Overdrive is found on most automatic vehicles and very few manual cars. Even a plethora of old cars have it, but there’s a difference in the way that you use it. Old cars shouldn’t use overdrive under 50 MPH, while new cars shouldn’t use it under 60 miles per hour.
So, what is overdrive and when should you use it? Overdrive is a feature designed to improve the efficiency of your transmission when you’re cruising at high speeds. It works by reducing engine RPMs. You should use overdrive when you’re steadily driving above the aforementioned speed limits.
Throughout this article, you’ll learn the following information about overdrive features:
- When should you use it?
- Is it bad for your car?
- How do you use it in action?
When Can You Use the Overdrive Function On Your Vehicle?
Using overdrive in an automatic car is something that most drivers tend to avoid. Without the knowledge of what it does, it can seem useless or risky. After all, you’ve driven for so long without ever using it.
However, overdrive actually saves you money, gasoline, and time because it uses your transmission in a way that requires fewer RPMs, saving you gasoline and increasing the lifespan of your transmission.
Here’s a list of examples for when it’s appropriate to use overdrive:
- Whenever you’re driving over 60 miles per hour steadily, you should use overdrive. It will allow you to save gas and move at a smoother pace. This can be done when you’re on the highway, driving along country roads, or speeding up to the pace of traffic on the road.
- When you’re on a long road trip with varying speed limits that exceed 50 to 60 miles per hour, you can turn your car into overdrive. Some roads, such as the popular Highway 101, have speeds that range from 35 miles per hour to 70 miles per hour. Keep an eye out for anything within your car’s overdrive limits.
- When you put your car into cruise control and let it take over, overdrive and make it even easier for you. Without having to adjust the speed, you can let your vehicle coast at 60 to 70 miles per hour on overdrive. Make sure you’re alert to adjust the speed if necessary, but this 1-2 combo is as good as it gets for long drives.
Overdrive is a very useful feature that any automatic car driver can take advantage of when they’re on the road. If you ever experience a time when you’re able to cruise at or above your vehicle’s designated speed limit for overdrive, give it a try and see how much smoother it is.
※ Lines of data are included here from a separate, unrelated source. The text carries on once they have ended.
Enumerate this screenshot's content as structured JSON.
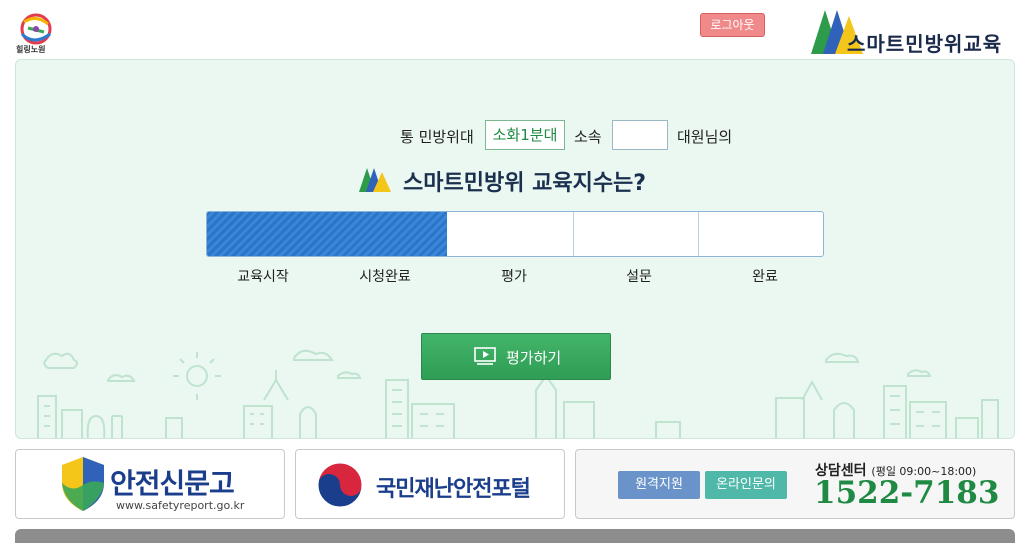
{
  "header": {
    "left_logo_text": "힐링노원",
    "logout_label": "로그아웃",
    "brand_title": "스마트민방위교육"
  },
  "info": {
    "prefix": "통 민방위대",
    "unit": "소화1분대",
    "affil": "소속",
    "name_value": "",
    "suffix": "대원님의"
  },
  "headline": "스마트민방위 교육지수는?",
  "progress": {
    "fraction": 0.39,
    "steps": [
      "교육시작",
      "시청완료",
      "평가",
      "설문",
      "완료"
    ]
  },
  "action": {
    "eval_label": "평가하기"
  },
  "banners": {
    "safety": {
      "title": "안전신문고",
      "url": "www.safetyreport.go.kr"
    },
    "portal": {
      "title": "국민재난안전포털"
    },
    "center": {
      "remote_label": "원격지원",
      "inquiry_label": "온라인문의",
      "title": "상담센터",
      "hours": "(평일 09:00~18:00)",
      "phone": "1522-7183"
    }
  },
  "colors": {
    "accent_green": "#1f8a43",
    "progress_blue": "#2a75c8",
    "logout_pink": "#f08a8a",
    "panel_bg": "#eaf8f1"
  }
}
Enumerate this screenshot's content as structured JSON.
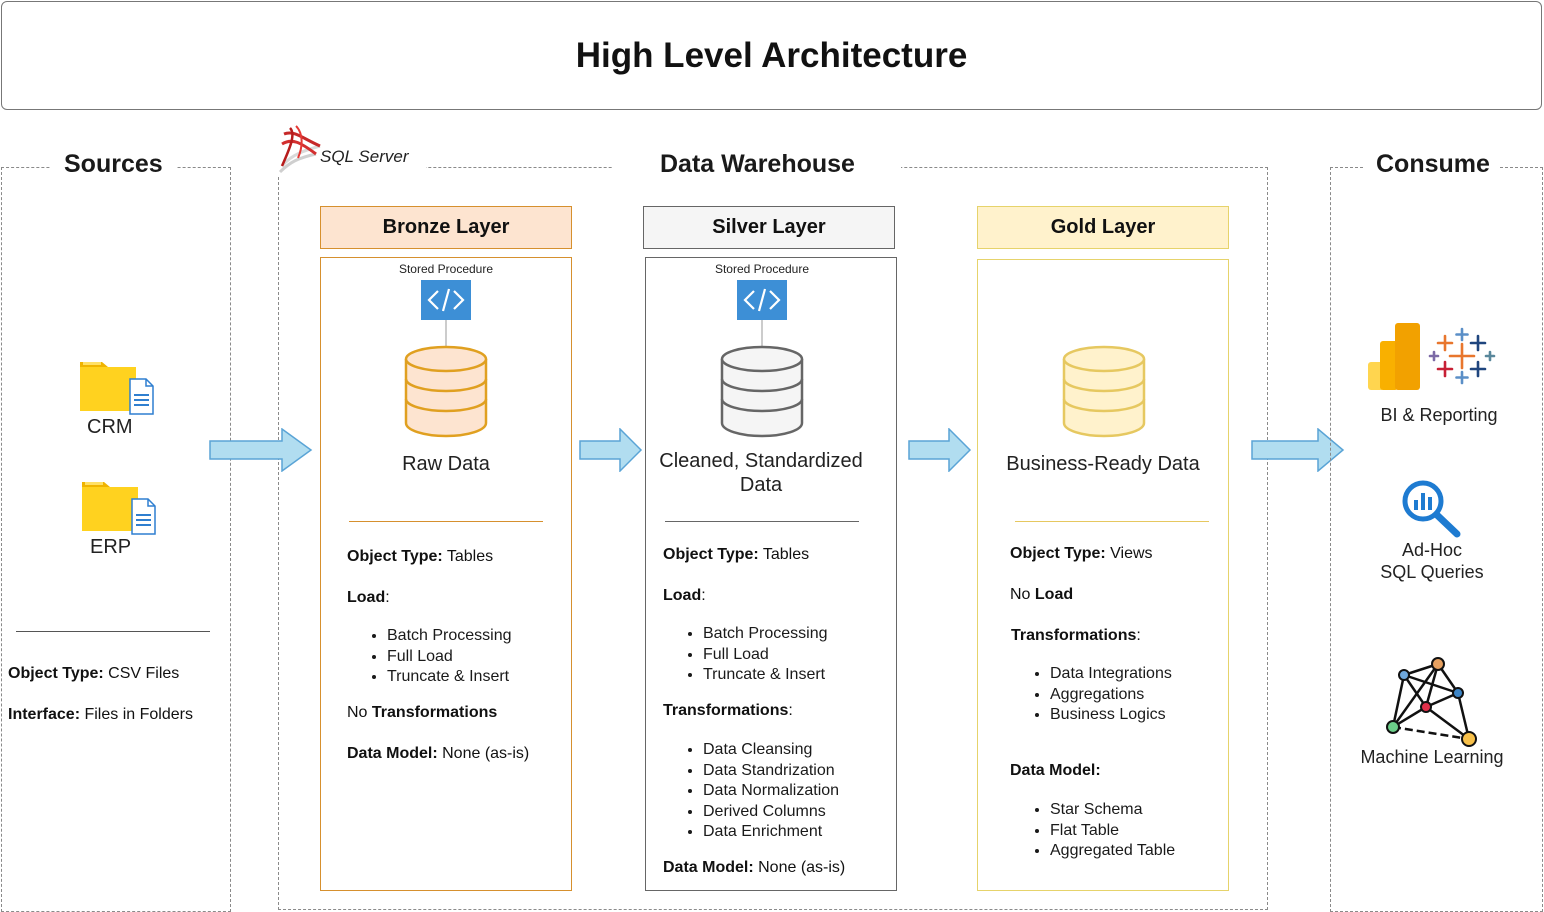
{
  "title": "High Level Architecture",
  "sources": {
    "title": "Sources",
    "items": [
      {
        "label": "CRM",
        "icon": "folder-document-icon"
      },
      {
        "label": "ERP",
        "icon": "folder-document-icon"
      }
    ],
    "object_type_label": "Object Type:",
    "object_type_value": " CSV Files",
    "interface_label": "Interface:",
    "interface_value": " Files in Folders"
  },
  "warehouse": {
    "title": "Data Warehouse",
    "platform": "SQL Server",
    "bronze": {
      "header": "Bronze Layer",
      "stored_procedure": "Stored Procedure",
      "data_label": "Raw Data",
      "object_type_label": "Object Type:",
      "object_type_value": " Tables",
      "load_label": "Load",
      "load_suffix": ":",
      "load_items": [
        "Batch Processing",
        "Full Load",
        "Truncate & Insert"
      ],
      "transform_prefix": "No ",
      "transform_label": "Transformations",
      "data_model_label": "Data Model:",
      "data_model_value": " None (as-is)"
    },
    "silver": {
      "header": "Silver Layer",
      "stored_procedure": "Stored Procedure",
      "data_label_1": "Cleaned, Standardized",
      "data_label_2": "Data",
      "object_type_label": "Object Type:",
      "object_type_value": " Tables",
      "load_label": "Load",
      "load_suffix": ":",
      "load_items": [
        "Batch Processing",
        "Full Load",
        "Truncate & Insert"
      ],
      "transform_label": "Transformations",
      "transform_suffix": ":",
      "transform_items": [
        "Data Cleansing",
        "Data Standrization",
        "Data Normalization",
        "Derived Columns",
        "Data Enrichment"
      ],
      "data_model_label": "Data Model:",
      "data_model_value": " None (as-is)"
    },
    "gold": {
      "header": "Gold Layer",
      "data_label": "Business-Ready Data",
      "object_type_label": "Object Type:",
      "object_type_value": " Views",
      "load_prefix": "No ",
      "load_label": "Load",
      "transform_label": "Transformations",
      "transform_suffix": ":",
      "transform_items": [
        "Data Integrations",
        "Aggregations",
        "Business Logics"
      ],
      "data_model_label": "Data Model:",
      "data_model_items": [
        "Star Schema",
        "Flat Table",
        "Aggregated Table"
      ]
    }
  },
  "consume": {
    "title": "Consume",
    "items": [
      {
        "label": "BI & Reporting",
        "icon": "bi-tools-icon"
      },
      {
        "label_1": "Ad-Hoc",
        "label_2": "SQL Queries",
        "icon": "query-magnifier-icon"
      },
      {
        "label": "Machine Learning",
        "icon": "network-graph-icon"
      }
    ]
  },
  "colors": {
    "bronze_fill": "#fde4d0",
    "bronze_border": "#d6902e",
    "silver_fill": "#f5f5f5",
    "silver_border": "#666666",
    "gold_fill": "#fff2cc",
    "gold_border": "#e6d36b",
    "arrow_fill": "#b1ddf0",
    "arrow_border": "#5aa4d6",
    "procedure_blue": "#3d8fd6"
  }
}
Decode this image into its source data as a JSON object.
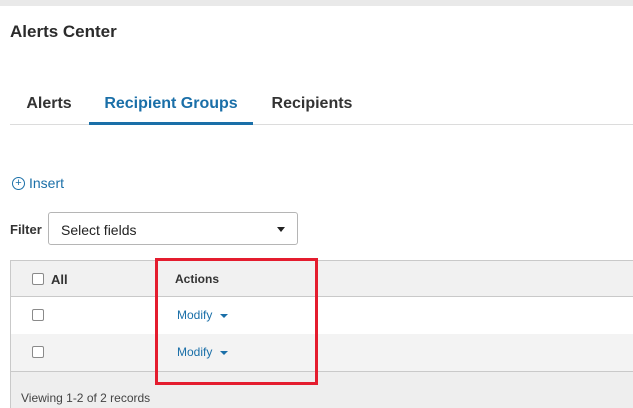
{
  "page": {
    "title": "Alerts Center"
  },
  "tabs": [
    {
      "label": "Alerts",
      "active": false
    },
    {
      "label": "Recipient Groups",
      "active": true
    },
    {
      "label": "Recipients",
      "active": false
    }
  ],
  "toolbar": {
    "insert_label": "Insert",
    "insert_icon": "plus-circle-icon"
  },
  "filter": {
    "label": "Filter",
    "select_value": "Select fields"
  },
  "grid": {
    "columns": {
      "select_all_label": "All",
      "actions_label": "Actions"
    },
    "rows": [
      {
        "checked": false,
        "action_label": "Modify"
      },
      {
        "checked": false,
        "action_label": "Modify"
      }
    ],
    "footer_text": "Viewing 1-2 of 2 records"
  },
  "colors": {
    "accent": "#1a6fa8",
    "highlight": "#e41c2e"
  }
}
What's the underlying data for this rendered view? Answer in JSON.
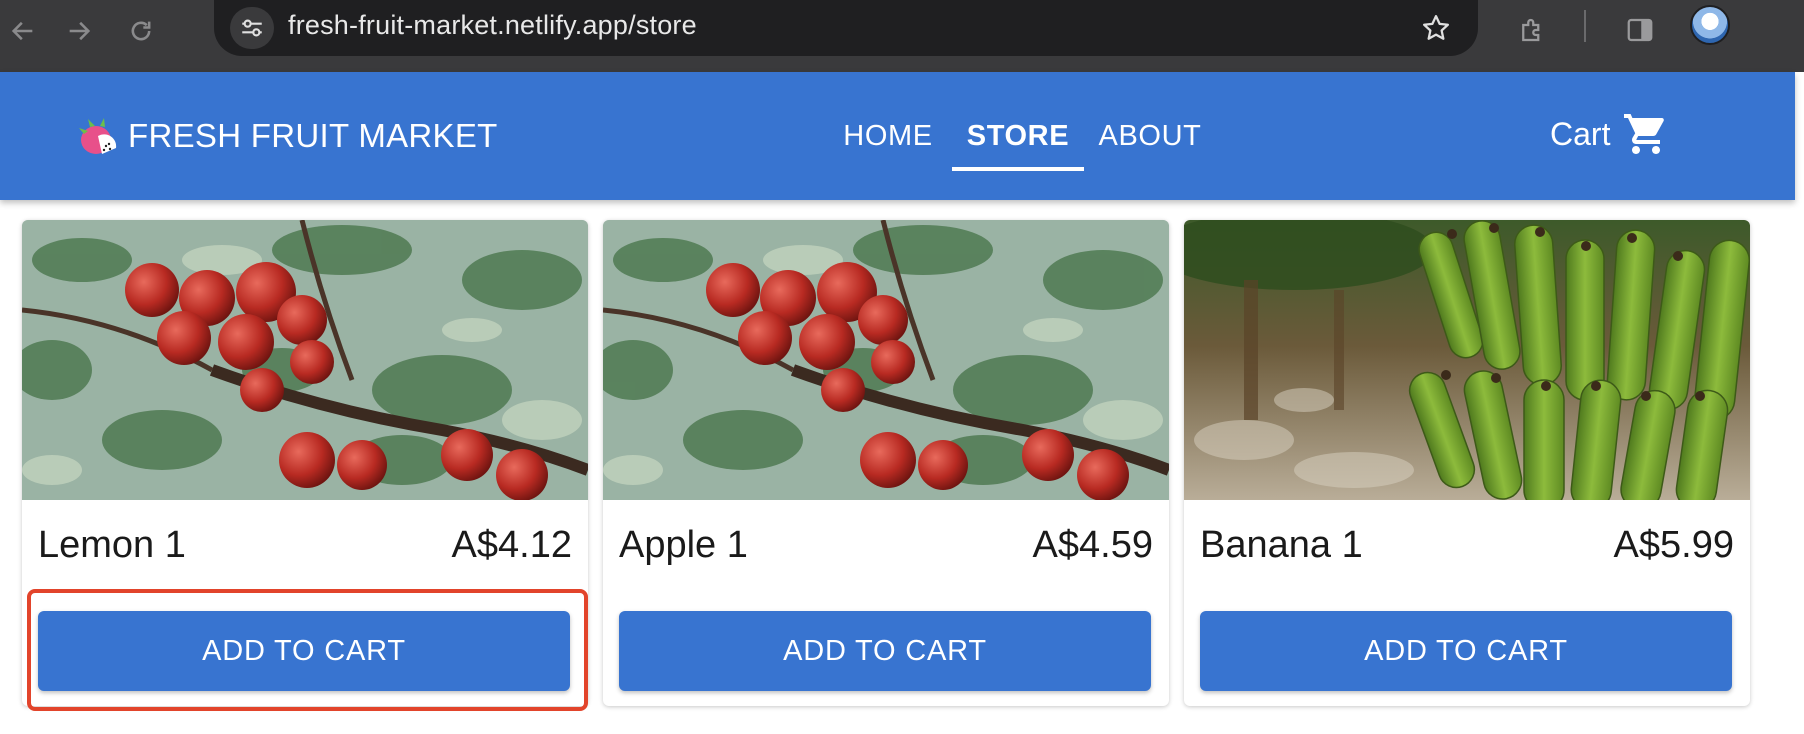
{
  "browser": {
    "url": "fresh-fruit-market.netlify.app/store",
    "icons": [
      "back-arrow-icon",
      "forward-arrow-icon",
      "reload-icon",
      "site-info-icon",
      "star-icon",
      "extensions-icon",
      "side-panel-icon",
      "profile-avatar"
    ]
  },
  "header": {
    "brand": "FRESH FRUIT MARKET",
    "brand_icon": "dragon-fruit-logo",
    "nav": [
      {
        "label": "HOME",
        "active": false
      },
      {
        "label": "STORE",
        "active": true
      },
      {
        "label": "ABOUT",
        "active": false
      }
    ],
    "cart_label": "Cart",
    "cart_icon": "shopping-cart-icon"
  },
  "products": [
    {
      "name": "Lemon 1",
      "price": "A$4.12",
      "button": "ADD TO CART",
      "image": "apple-tree-photo"
    },
    {
      "name": "Apple 1",
      "price": "A$4.59",
      "button": "ADD TO CART",
      "image": "apple-tree-photo"
    },
    {
      "name": "Banana 1",
      "price": "A$5.99",
      "button": "ADD TO CART",
      "image": "banana-bunch-photo"
    }
  ],
  "colors": {
    "primary": "#3874d0",
    "highlight": "#e2442b",
    "chrome_dark": "#3a3a3c"
  }
}
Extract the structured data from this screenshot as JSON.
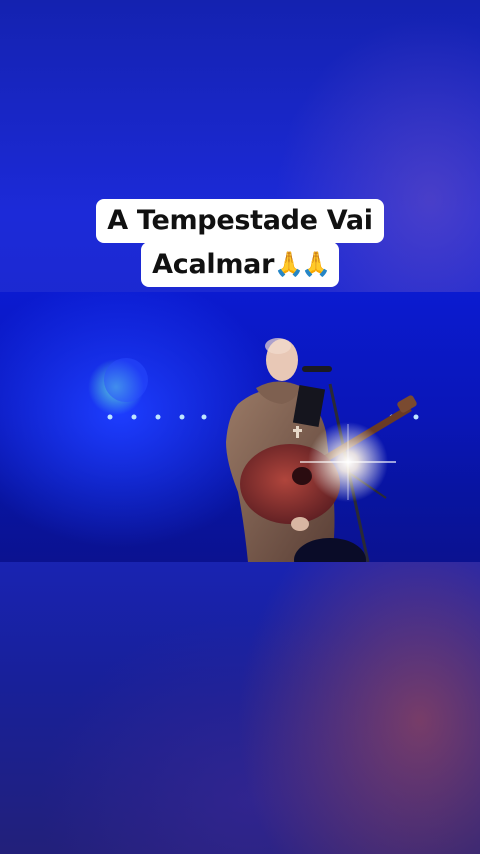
{
  "caption": {
    "line1": "A Tempestade Vai",
    "line2": "Acalmar",
    "emoji": "🙏🙏"
  },
  "video": {
    "description_icon": "concert-performer-frame"
  }
}
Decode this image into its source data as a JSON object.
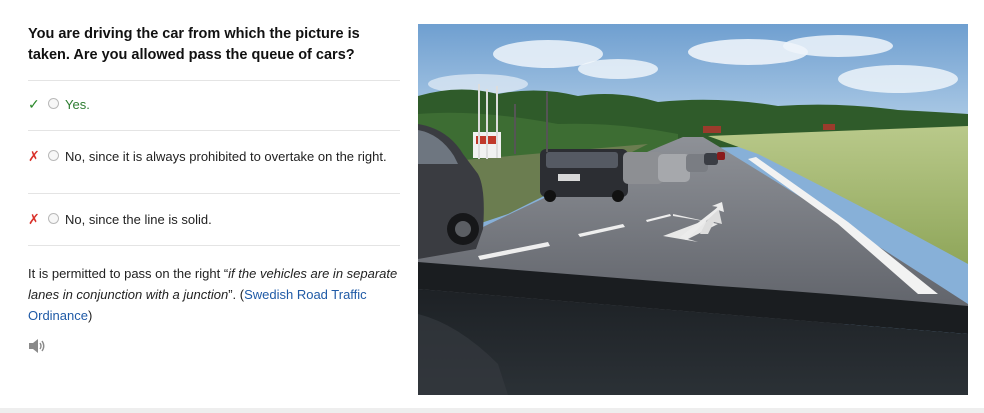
{
  "question": "You are driving the car from which the picture is taken. Are you allowed pass the queue of cars?",
  "answers": [
    {
      "mark": "✓",
      "text": "Yes.",
      "status": "correct"
    },
    {
      "mark": "✗",
      "text": "No, since it is always prohibited to overtake on the right.",
      "status": "wrong"
    },
    {
      "mark": "✗",
      "text": "No, since the line is solid.",
      "status": "wrong"
    }
  ],
  "explanation": {
    "intro": "It is permitted to pass on the right “",
    "quote": "if the vehicles are in separate lanes in conjunction with a junction",
    "outro": "”. (",
    "source_link": "Swedish Road Traffic Ordinance",
    "close": ")"
  },
  "speaker_icon": "speaker-icon",
  "photo_description_icon": "road-photo",
  "colors": {
    "correct": "#2e7d32",
    "wrong": "#d9322b",
    "link": "#1f5aa6"
  }
}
Is Overdrive Bad to Use?
Some drivers are worried about the possible damage caused by using overdrive. You can’t harm your transmission if you’re using overdrive within the previously mentioned parameters, but it’s definitely possible that it could lead to issues if done incorrectly.
Overdrive isn’t a free gasoline savings card, nor is it a way to use your transmission efficiently every time you drive. It should only be used when you’re driving above 50 to 60 miles per hour for extended time periods.
There are definitely bad times to operate a vehicle with O/D on:
- When you’re driving uphill, don’t use overdrive. Since overdrive reduces your vehicle’s RPMs, it makes your engine work much harder when you’re trying to drive up a steep incline. You’ll end up going way too slow, or worse; You could ruin your transmission.
- Don’t use overdrive if you’re driving downhill, either. Since it uses fewer revolutions, you can’t efficiently slow down enough to save your brake pads. Downhill overdrive usage is widely debated. Some drivers believe that it saves them from having to brake as much since they’re going slower, while others point to the transmission concerns.
- If you’re not driving above 50 miles per hour (for older cars) or 60 miles per hour (for newer cars), then don’t use overdrive. You won’t save any money or transmission fluid by doing it. Instead, you’ll force too much pressure on the transmission since it’ll be cruising at a lower RPM.
Never think of overdrive as a save-all feature. There’s a reason that many drivers avoid it altogether. However, you can use overdrive appropriately to reduce the strain on your transmission.
If you find yourself in any of the situations found in this section, don’t switch it on. It should only be used when you’re cruising on a flat or low-incline road at the correct miles per hour. Other than that, rely on the natural state of your transmission.
How Do You Use Overdrive on a Car?
Overdrive is a very easy feature to use. You shouldn’t turn it on when you first start the engine, even if you know that you’ll be steadily cruising at the right speed. Instead, wait until you’re there, then turn on overdrive.
If you’re still concerned about using it correctly, follow these steps:
- Speed up to the cruising mileage that you’re going to be using for your trip or commute. You don’t have to leave the limit the same as you would with cruise control. Instead, feel free to turn it on when you’re above 50 to 60 miles per hour.
- Locate the O/D symbol light in your vehicle. It should be on your dashboard next to the odometer and other symbols. Make sure that it’s off before you push it.
- Turn on the overdrive feature by pressing the button labeled ‘O/D’ once you’ve completed step 1. You might feel a slight jerking motion; It’s just the transmission locking the gears and setting itself.
- Before you start to decelerate below 50 to 60 miles per hour, turn the overdrive feature off. Remember that you’ll feel a similar jerking motion since the transmission has to free up the other gears for your car to use.
Note: Never leave overdrive on all the time. Even if you’re pulling off a highway, turn it off before you slow down. Accelerating with overdrive on under the designated speed limit can strip the gears of your car, causing you to have to buy a new transmission.
Using overdrive isn’t complicated, all you have to do is make sure that you’re cruising correctly. There’s nothing special about the process! Feel free to use it every day if your commute calls for it. Frequent usage can be a massive benefit for your vehicle.
Overdrive is a feature that pretty much every vehicle with an automatic transmission will have. It’s been used for decades, and the usefulness continues to improve for modern drivers. When it’s used correctly, there’s no denying the positive effects that it has on a vehicle.
Here’s a quick breakdown of what you should’ve learned from this post:
- Use overdrive when you’re cruising above 50 to 60 miles per hour, depending on the age of your vehicle.
- Don’t use overdrive when you’re below the aforementioned speed limit, nor when you’re going up or downhill.
- Overdrive is usually symbolized by the letters ‘O/D’.
- Overdrive works by lowering the RPMs of a vehicle while it’s driving steadily at high speeds.
- When you use O/D correctly, it can drastically improve the lifespan of your vehicle’s transmission.
- Improper usage of overdrive can strip the gears of your car.